-------- Material provided

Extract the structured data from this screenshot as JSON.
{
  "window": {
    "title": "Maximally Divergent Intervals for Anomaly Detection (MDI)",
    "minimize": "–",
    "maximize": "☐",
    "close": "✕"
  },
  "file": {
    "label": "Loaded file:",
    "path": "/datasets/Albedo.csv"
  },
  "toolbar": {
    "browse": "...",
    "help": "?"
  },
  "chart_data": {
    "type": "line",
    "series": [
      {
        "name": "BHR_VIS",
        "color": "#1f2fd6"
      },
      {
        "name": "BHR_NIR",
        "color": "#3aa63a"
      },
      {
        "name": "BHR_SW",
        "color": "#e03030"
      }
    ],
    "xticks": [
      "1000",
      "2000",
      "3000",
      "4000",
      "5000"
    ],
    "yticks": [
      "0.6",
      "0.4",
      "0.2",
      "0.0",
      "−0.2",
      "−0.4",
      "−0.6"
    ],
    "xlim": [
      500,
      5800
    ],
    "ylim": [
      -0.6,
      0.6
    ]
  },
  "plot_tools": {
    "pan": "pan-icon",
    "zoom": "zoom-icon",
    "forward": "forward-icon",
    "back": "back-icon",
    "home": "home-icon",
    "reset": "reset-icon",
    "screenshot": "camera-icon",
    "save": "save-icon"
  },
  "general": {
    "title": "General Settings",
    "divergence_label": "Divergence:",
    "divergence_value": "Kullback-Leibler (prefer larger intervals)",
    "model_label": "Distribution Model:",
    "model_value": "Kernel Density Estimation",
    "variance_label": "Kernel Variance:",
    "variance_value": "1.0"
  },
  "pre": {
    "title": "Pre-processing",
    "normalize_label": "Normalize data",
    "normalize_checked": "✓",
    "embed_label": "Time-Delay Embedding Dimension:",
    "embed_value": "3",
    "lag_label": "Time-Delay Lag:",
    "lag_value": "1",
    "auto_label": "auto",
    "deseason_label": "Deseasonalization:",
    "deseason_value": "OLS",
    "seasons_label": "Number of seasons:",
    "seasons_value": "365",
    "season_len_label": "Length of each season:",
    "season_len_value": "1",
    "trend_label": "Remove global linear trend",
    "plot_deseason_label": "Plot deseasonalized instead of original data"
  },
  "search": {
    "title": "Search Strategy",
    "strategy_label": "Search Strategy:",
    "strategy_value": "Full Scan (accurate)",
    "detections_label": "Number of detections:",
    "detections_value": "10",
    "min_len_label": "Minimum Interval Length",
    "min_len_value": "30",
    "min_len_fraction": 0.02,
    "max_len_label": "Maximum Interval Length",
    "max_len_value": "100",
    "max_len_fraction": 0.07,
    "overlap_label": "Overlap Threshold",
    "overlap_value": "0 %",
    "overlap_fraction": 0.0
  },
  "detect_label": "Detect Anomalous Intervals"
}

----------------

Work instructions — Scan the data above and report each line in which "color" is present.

Result of the task —
        "color": "#1f2fd6"
        "color": "#3aa63a"
        "color": "#e03030"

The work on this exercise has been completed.